# Data extracted from a collection:
○ ○ ○ ○ ○

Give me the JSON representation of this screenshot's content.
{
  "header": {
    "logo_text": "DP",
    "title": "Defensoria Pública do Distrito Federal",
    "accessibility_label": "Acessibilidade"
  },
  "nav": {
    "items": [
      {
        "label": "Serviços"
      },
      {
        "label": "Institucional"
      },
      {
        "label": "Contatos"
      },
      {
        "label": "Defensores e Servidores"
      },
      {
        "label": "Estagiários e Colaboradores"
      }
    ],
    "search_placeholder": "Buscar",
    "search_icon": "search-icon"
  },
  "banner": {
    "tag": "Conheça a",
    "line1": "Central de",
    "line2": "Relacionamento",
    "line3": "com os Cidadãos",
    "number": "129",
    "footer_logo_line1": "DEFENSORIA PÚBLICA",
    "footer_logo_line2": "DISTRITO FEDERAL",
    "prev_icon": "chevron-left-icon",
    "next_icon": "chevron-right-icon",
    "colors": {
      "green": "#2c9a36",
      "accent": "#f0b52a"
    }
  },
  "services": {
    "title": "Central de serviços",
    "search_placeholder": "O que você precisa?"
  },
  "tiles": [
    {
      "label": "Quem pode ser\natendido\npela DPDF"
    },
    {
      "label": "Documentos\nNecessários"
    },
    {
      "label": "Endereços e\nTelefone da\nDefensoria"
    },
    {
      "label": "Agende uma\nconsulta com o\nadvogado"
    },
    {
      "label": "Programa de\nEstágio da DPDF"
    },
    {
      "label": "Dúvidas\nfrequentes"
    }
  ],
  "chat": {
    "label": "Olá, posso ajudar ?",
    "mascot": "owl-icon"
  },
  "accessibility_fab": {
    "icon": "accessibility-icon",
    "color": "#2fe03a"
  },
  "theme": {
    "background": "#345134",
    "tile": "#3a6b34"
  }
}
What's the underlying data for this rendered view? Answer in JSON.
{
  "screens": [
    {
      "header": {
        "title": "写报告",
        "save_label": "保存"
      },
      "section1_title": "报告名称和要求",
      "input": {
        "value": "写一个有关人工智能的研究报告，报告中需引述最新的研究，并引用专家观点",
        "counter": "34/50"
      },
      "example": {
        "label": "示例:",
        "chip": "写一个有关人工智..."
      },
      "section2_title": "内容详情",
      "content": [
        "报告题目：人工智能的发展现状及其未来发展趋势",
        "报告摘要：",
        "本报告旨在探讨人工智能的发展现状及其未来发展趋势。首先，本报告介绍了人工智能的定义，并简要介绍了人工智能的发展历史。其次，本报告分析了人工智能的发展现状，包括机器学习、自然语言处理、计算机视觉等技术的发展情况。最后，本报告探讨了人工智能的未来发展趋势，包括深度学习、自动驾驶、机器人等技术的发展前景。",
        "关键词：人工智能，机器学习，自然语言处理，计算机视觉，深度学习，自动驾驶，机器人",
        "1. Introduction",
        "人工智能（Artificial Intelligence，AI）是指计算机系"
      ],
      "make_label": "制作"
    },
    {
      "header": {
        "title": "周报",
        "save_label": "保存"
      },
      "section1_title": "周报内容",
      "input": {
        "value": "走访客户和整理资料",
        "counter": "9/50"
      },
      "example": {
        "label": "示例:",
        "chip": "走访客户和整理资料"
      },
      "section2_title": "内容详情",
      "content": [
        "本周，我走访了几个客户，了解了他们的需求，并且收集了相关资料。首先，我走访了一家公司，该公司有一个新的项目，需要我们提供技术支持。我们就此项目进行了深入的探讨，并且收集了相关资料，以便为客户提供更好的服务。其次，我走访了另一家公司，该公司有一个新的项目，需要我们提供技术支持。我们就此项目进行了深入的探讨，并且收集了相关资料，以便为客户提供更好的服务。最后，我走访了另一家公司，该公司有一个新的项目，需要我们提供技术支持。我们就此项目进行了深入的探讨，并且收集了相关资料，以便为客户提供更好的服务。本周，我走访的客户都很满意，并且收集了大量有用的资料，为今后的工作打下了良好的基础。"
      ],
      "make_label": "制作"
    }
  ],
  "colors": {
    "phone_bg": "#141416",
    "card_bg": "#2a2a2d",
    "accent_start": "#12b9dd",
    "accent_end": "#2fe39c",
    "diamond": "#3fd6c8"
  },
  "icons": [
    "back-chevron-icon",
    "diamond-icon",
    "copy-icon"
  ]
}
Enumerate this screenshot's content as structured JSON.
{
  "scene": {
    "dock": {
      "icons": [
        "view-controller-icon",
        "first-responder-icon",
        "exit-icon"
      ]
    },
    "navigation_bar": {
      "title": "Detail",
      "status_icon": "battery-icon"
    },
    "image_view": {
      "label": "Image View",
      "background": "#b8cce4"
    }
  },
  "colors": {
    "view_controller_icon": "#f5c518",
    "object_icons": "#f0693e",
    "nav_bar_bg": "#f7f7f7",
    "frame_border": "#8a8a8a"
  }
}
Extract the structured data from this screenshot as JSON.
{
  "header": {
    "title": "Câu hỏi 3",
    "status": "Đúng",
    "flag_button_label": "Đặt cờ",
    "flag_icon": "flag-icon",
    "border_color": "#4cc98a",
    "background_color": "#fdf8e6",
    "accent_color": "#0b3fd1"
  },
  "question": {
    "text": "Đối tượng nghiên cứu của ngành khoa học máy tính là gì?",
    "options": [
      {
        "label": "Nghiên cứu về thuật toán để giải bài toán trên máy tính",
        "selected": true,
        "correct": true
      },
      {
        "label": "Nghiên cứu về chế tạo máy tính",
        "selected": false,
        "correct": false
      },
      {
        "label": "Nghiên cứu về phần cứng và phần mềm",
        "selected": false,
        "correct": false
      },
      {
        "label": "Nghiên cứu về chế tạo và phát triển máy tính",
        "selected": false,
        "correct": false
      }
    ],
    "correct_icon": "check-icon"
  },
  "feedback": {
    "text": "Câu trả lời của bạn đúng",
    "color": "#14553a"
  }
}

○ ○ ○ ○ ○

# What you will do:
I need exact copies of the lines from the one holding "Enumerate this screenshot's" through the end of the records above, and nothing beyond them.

# Solution for this exercise:
Enumerate this screenshot's content as structured JSON.
{
  "scene": {
    "dock": {
      "icons": [
        "view-controller-icon",
        "first-responder-icon",
        "exit-icon"
      ]
    },
    "navigation_bar": {
      "title": "Detail",
      "status_icon": "battery-icon"
    },
    "image_view": {
      "label": "Image View",
      "background": "#b8cce4"
    }
  },
  "colors": {
    "view_controller_icon": "#f5c518",
    "object_icons": "#f0693e",
    "nav_bar_bg": "#f7f7f7",
    "frame_border": "#8a8a8a"
  }
}
Extract the structured data from this screenshot as JSON.
{
  "header": {
    "title": "Câu hỏi 3",
    "status": "Đúng",
    "flag_button_label": "Đặt cờ",
    "flag_icon": "flag-icon",
    "border_color": "#4cc98a",
    "background_color": "#fdf8e6",
    "accent_color": "#0b3fd1"
  },
  "question": {
    "text": "Đối tượng nghiên cứu của ngành khoa học máy tính là gì?",
    "options": [
      {
        "label": "Nghiên cứu về thuật toán để giải bài toán trên máy tính",
        "selected": true,
        "correct": true
      },
      {
        "label": "Nghiên cứu về chế tạo máy tính",
        "selected": false,
        "correct": false
      },
      {
        "label": "Nghiên cứu về phần cứng và phần mềm",
        "selected": false,
        "correct": false
      },
      {
        "label": "Nghiên cứu về chế tạo và phát triển máy tính",
        "selected": false,
        "correct": false
      }
    ],
    "correct_icon": "check-icon"
  },
  "feedback": {
    "text": "Câu trả lời của bạn đúng",
    "color": "#14553a"
  }
}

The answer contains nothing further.